Published in: Environmental Research Letters (2019). doi: 10.1088/1748-9326/ab22d2

Posted on on June 04, 2019

by Deeksha Rastogi, James Scott Holladay, Katherine J. Evans, Benjamin Lee Preston, Moetasim Ashfaq

Read More

Access further information on this document at IOP Publishing Ltd

This article was published outside of RAND. The full text of the article can be found at the link above.

We develop a highly-resolved ensemble of climate simulations and empirical relationships between weather and household energy consumption to provide one of the most detailed estimates to date for potential climate-driven changes in the United States residential energy demand under the highest greenhouse gas emissions pathway. Our results indicate that more intense and prolonged warm conditions will drive an increase in electricity demand while a shorter and milder cold season will reduce natural gas demand by the mid 21st century. The environmental conditions that favor more cooling degree days in summer and reduced heating degree days in winter are driven by changes in daily maximum temperatures and daily minimum temperatures in the respective seasons. Our results also indicate that climate driven change can potentially reverse impacts of a projected decrease in rural population on residential energy demand. These projected changes in climate-driven energy demand have implications for future energy planning and management.

Research conducted by

This report is part of the RAND Corporation External publication series. Many RAND studies are published in peer-reviewed scholarly journals, as chapters in commercial books, or as documents published by other organizations.

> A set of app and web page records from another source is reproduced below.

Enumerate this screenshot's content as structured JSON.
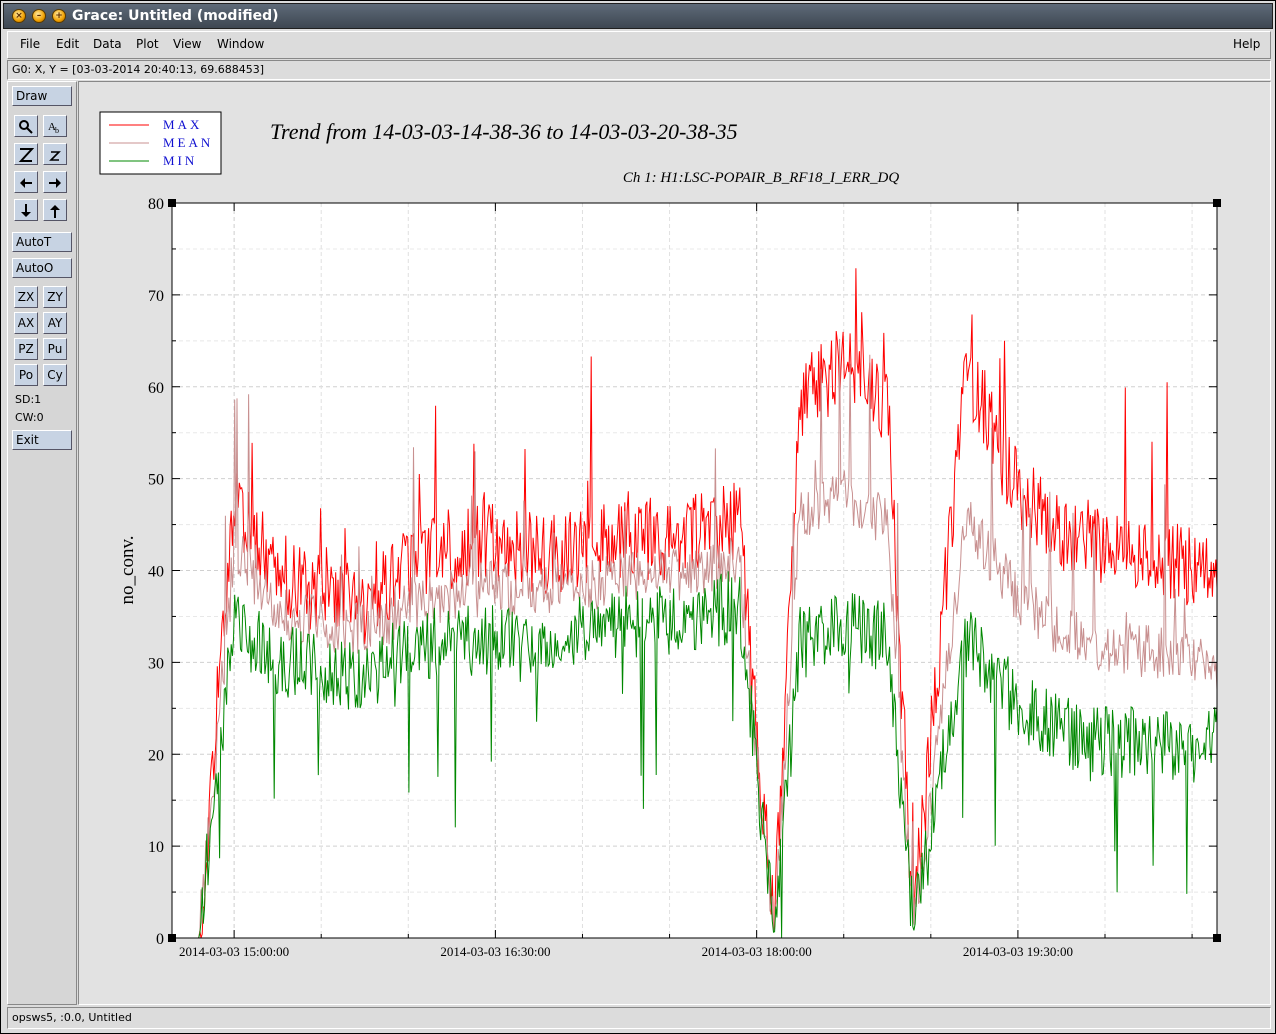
{
  "window": {
    "title": "Grace: Untitled (modified)",
    "title_buttons": [
      "close-icon",
      "minimize-icon",
      "maximize-icon"
    ]
  },
  "menubar": {
    "left": [
      {
        "label": "File",
        "key": "F"
      },
      {
        "label": "Edit",
        "key": "E"
      },
      {
        "label": "Data",
        "key": "D"
      },
      {
        "label": "Plot",
        "key": "P"
      },
      {
        "label": "View",
        "key": "V"
      },
      {
        "label": "Window",
        "key": "W"
      }
    ],
    "help": {
      "label": "Help",
      "key": "H"
    }
  },
  "locator": "G0: X, Y = [03-03-2014 20:40:13, 69.688453]",
  "toolbar": {
    "draw": "Draw",
    "autot": "AutoT",
    "autoo": "AutoO",
    "zx": "ZX",
    "zy": "ZY",
    "ax": "AX",
    "ay": "AY",
    "pz": "PZ",
    "pu": "Pu",
    "po": "Po",
    "cy": "Cy",
    "sd": "SD:1",
    "cw": "CW:0",
    "exit": "Exit",
    "icons": [
      "zoom-icon",
      "text-icon",
      "zoom-in-icon",
      "zoom-out-icon",
      "left-arrow-icon",
      "right-arrow-icon",
      "down-arrow-icon",
      "up-arrow-icon"
    ]
  },
  "statusbar": "opsws5, :0.0, Untitled",
  "chart_data": {
    "type": "line",
    "title": "Trend from 14-03-03-14-38-36 to 14-03-03-20-38-35",
    "subtitle": "Ch 1: H1:LSC-POPAIR_B_RF18_I_ERR_DQ",
    "ylabel": "no_conv.",
    "xlabel": "",
    "ylim": [
      0,
      80
    ],
    "yticks": [
      0,
      10,
      20,
      30,
      40,
      50,
      60,
      70,
      80
    ],
    "x_range": [
      "2014-03-03 14:38:36",
      "2014-03-03 20:38:35"
    ],
    "xtick_labels": [
      "2014-03-03 15:00:00",
      "2014-03-03 16:30:00",
      "2014-03-03 18:00:00",
      "2014-03-03 19:30:00"
    ],
    "grid": true,
    "legend_position": "top-left, outside plot",
    "colors": {
      "MAX": "#ff0000",
      "MEAN": "#c89090",
      "MIN": "#008800"
    },
    "x_hours": [
      14.65,
      14.8,
      15.0,
      15.25,
      15.5,
      15.75,
      16.0,
      16.25,
      16.5,
      16.75,
      17.0,
      17.25,
      17.5,
      17.75,
      17.9,
      18.1,
      18.25,
      18.5,
      18.75,
      18.9,
      19.2,
      19.5,
      19.75,
      20.0,
      20.25,
      20.5,
      20.64
    ],
    "series": [
      {
        "name": "MAX",
        "values": [
          0,
          0,
          48,
          39,
          37,
          36,
          40,
          42,
          43,
          41,
          42,
          43,
          43,
          44,
          45,
          0,
          58,
          62,
          58,
          1,
          62,
          48,
          44,
          42,
          41,
          40,
          38
        ]
      },
      {
        "name": "MEAN",
        "values": [
          0,
          0,
          42,
          35,
          34,
          33,
          36,
          37,
          38,
          37,
          38,
          39,
          39,
          40,
          41,
          0,
          46,
          48,
          45,
          1,
          45,
          37,
          33,
          31,
          31,
          30,
          29
        ]
      },
      {
        "name": "MIN",
        "values": [
          0,
          0,
          34,
          30,
          29,
          28,
          31,
          32,
          32,
          31,
          33,
          34,
          34,
          35,
          36,
          0,
          32,
          34,
          32,
          0.5,
          32,
          25,
          22,
          21,
          21,
          20,
          21
        ]
      }
    ]
  }
}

The RAND Corporation is a nonprofit institution that helps improve policy and decisionmaking through research and analysis. RAND's publications do not necessarily reflect the opinions of its research clients and sponsors.